Financial linkages in Mali: self-reliance and liquidity balancing versus liquidity supply and donor dependence
Author: Seibel, Hans Dieter
Source: Small Enterprise Development, Volume 17, Number 1, March 2006 , pp. 40-49(10)
Publisher: Practical Action Publishing
Abstract:Microfinance is now reaching almost one-third of households in Mali, one of the poorest countries in the world. The government-owned BNDA plays a part in this by linking to networks that extend credit and savings services to poor clients. Two distinct networks - a federation of savings and credit co-operatives and a network of village banks - are examined and found to have adopted quite different organizational strategies. The co-operatives concentrate on building client savings, so that the bank linkage simply covers liquidity requirements; whereas the village banks rely on the bank linkage to fund credit expansion. The article questions whether donor funding for credit expansion via BNDA will continue to be needed in years to come.

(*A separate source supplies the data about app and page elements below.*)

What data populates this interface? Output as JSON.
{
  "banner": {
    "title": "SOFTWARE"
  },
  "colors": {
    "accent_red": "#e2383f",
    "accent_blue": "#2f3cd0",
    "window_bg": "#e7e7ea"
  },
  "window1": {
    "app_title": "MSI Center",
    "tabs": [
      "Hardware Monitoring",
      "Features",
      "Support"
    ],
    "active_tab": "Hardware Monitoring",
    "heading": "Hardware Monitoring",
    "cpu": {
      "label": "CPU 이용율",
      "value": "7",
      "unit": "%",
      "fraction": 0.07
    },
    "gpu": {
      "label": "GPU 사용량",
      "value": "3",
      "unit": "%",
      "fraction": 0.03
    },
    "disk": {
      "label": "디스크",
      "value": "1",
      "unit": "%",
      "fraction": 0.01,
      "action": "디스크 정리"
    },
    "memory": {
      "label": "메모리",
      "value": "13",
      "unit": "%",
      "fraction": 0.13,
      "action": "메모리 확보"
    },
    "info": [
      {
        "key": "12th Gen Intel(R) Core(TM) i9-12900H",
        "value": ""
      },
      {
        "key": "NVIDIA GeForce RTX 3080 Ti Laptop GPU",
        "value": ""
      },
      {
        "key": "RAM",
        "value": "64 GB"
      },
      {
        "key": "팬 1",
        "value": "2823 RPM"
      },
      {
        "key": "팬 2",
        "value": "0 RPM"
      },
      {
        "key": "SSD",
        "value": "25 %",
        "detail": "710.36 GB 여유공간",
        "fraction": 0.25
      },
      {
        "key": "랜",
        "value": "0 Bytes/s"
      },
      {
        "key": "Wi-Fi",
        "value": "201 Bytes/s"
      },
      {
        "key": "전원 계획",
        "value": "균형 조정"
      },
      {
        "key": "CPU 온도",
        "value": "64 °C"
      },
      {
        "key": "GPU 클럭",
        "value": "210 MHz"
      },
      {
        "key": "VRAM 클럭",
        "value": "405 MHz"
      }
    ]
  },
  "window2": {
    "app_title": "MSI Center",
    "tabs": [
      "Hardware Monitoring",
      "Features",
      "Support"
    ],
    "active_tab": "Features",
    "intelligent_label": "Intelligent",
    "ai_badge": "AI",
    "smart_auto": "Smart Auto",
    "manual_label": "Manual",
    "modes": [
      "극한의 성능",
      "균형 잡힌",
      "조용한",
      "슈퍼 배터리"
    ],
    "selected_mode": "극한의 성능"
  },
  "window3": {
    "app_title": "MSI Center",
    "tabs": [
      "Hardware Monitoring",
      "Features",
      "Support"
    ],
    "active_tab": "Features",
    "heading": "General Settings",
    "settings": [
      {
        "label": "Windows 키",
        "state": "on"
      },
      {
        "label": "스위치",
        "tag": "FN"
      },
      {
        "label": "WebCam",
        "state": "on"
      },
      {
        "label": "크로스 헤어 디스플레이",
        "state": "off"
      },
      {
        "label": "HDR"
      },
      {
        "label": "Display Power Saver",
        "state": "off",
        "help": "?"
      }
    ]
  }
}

The experience of Mali also shows that agricultural lending is feasible; that government banks and donor funds can play an important incipient role; and that there may be a great potential for growth of outreach through savings mobilization as well as for sustainable linkages through MFIs establishing their own banks.
Document Type: Research article
Publication date: 2006-03-01